    Any reason why this same technique couldn't be used to make a Viola?

    1 more answer

    I would
    imagine that as a viola, body wise, is just a bit larger I can't see why you
    wouldn't be able to use the same technique. The stress on the body wouldn't be
    too different given the size and string difference so I see no issues there.

    I can also
    imagine you could do the same but for a cello as well, the thickness of the
    body parts might need to be beefed up a little but I think it's just a matter
    of scale.

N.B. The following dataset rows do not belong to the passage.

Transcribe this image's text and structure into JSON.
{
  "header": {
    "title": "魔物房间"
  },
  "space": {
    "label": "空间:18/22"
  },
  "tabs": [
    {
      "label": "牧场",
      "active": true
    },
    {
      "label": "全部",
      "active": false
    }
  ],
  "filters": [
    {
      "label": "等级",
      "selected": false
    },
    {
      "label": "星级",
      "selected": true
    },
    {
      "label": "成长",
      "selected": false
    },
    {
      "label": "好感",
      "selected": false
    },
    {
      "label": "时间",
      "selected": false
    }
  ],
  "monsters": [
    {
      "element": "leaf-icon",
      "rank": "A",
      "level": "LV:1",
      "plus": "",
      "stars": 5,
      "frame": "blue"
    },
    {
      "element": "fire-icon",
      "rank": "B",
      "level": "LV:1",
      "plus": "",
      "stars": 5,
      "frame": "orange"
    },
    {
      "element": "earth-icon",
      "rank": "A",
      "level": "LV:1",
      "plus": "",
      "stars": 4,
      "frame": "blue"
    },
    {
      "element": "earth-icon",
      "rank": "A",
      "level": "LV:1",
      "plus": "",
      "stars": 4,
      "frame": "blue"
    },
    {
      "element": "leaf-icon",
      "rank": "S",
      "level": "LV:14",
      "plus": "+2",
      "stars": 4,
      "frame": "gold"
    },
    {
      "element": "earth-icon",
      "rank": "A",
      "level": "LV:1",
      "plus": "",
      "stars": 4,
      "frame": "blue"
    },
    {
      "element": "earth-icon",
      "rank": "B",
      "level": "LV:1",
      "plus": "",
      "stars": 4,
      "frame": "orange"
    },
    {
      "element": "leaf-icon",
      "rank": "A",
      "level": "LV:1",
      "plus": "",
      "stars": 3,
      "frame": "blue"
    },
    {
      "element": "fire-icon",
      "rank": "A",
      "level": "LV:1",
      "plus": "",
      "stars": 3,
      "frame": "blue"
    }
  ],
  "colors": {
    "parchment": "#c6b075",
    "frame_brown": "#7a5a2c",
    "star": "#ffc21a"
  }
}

    I might be
    a little more cautious making a hollow body double bass using the same kind of
    structure but nothing a little extra stiffening couldn't sort out. If you look
    at my profile I made an electric double bass a while ago, although this was a
    solid body type. You can see that the fundamental building techniques are the
    same and wouldn't take much to make the body hollow.

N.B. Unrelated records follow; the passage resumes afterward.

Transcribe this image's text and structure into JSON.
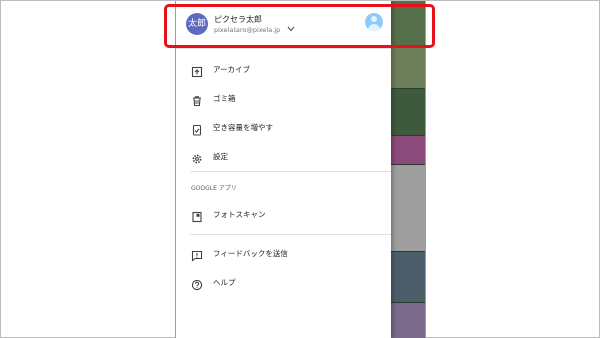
{
  "account": {
    "avatar_text": "太郎",
    "name": "ピクセラ太郎",
    "email": "pixelataro@pixela.jp"
  },
  "menu": {
    "items": [
      {
        "label": "アーカイブ",
        "icon": "archive-icon"
      },
      {
        "label": "ゴミ箱",
        "icon": "trash-icon"
      },
      {
        "label": "空き容量を増やす",
        "icon": "free-up-space-icon"
      },
      {
        "label": "設定",
        "icon": "gear-icon"
      }
    ],
    "section_title": "GOOGLE アプリ",
    "apps": [
      {
        "label": "フォトスキャン",
        "icon": "photoscan-icon"
      }
    ],
    "footer": [
      {
        "label": "フィードバックを送信",
        "icon": "feedback-icon"
      },
      {
        "label": "ヘルプ",
        "icon": "help-icon"
      }
    ]
  },
  "colors": {
    "avatar_bg": "#5c6bc0",
    "highlight": "#e8111b"
  }
}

    It's vary nice work. I vary like when you use the scissors.

    I have a question. How you mount pickup? I mean, you just cover it with hot glue?

    I saw, you have some experience with this type of pickups. Can you tell about best ways of mount and place it?
    Thanks for answer. And thanks for spectacular instractable.

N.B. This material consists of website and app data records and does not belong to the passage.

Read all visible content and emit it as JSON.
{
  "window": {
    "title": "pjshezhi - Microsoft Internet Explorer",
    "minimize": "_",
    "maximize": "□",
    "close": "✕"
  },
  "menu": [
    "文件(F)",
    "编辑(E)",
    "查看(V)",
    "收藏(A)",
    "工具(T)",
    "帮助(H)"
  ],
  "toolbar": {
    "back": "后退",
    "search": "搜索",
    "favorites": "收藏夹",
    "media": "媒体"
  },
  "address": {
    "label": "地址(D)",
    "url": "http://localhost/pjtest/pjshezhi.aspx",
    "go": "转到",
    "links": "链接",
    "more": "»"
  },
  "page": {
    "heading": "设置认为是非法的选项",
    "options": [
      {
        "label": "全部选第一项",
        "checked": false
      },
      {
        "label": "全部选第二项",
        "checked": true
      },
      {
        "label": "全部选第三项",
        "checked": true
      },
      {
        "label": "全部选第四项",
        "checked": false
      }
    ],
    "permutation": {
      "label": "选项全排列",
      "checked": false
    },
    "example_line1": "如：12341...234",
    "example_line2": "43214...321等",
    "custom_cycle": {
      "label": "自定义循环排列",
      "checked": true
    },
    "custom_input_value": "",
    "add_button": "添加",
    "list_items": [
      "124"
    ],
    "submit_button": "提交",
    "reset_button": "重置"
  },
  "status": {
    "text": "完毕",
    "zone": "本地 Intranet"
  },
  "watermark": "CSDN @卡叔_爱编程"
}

    1 more answer

    Thanks for the comment!

    Yes I first covered the top of the pickup with glue to keep the wires in place and protect the piezo. I then placed hot glue on the underside of the pickup and quickly put it in place.

    I bought an acoustic guitar pickup years ago and that came with something like blutack on the end to attach it to the guitar body so I guess there are a few other ways to attach it. I think double sided sticky tape would work too, I have seem cello pickups using this method where the pickups attach to the bridge itself, but I think a violin bridge is too small to one there.

    I did play about with the location of the pickup before gluing it, but as the body was quite small it didn't seem to make much difference - I placed it directly under the bridge.

    Very Nice! I see there are two partitions inside the body, I wonder how it would change the sound if you drilled some holes in those.

    P.S. I really love the sound you have already.

    2 replies

    Thanks very much. Not sure how much difference it would make, I guess the main difference would be when it's not plugged in and some holes could help with the reverberation. The partitions were there for the shape really!

    You do very nice work! I enjoyed reading this one.

    It does seem to play well yes, although I'm no violin expert. The strings were buzzing a little when I put an old set of strings on but I lowered the nut a little and put on some new strings on it the buzzing disappeared. It could probably do with some kind of shoulder rest sometime for extra support but a large sponge in for the moment will do fine.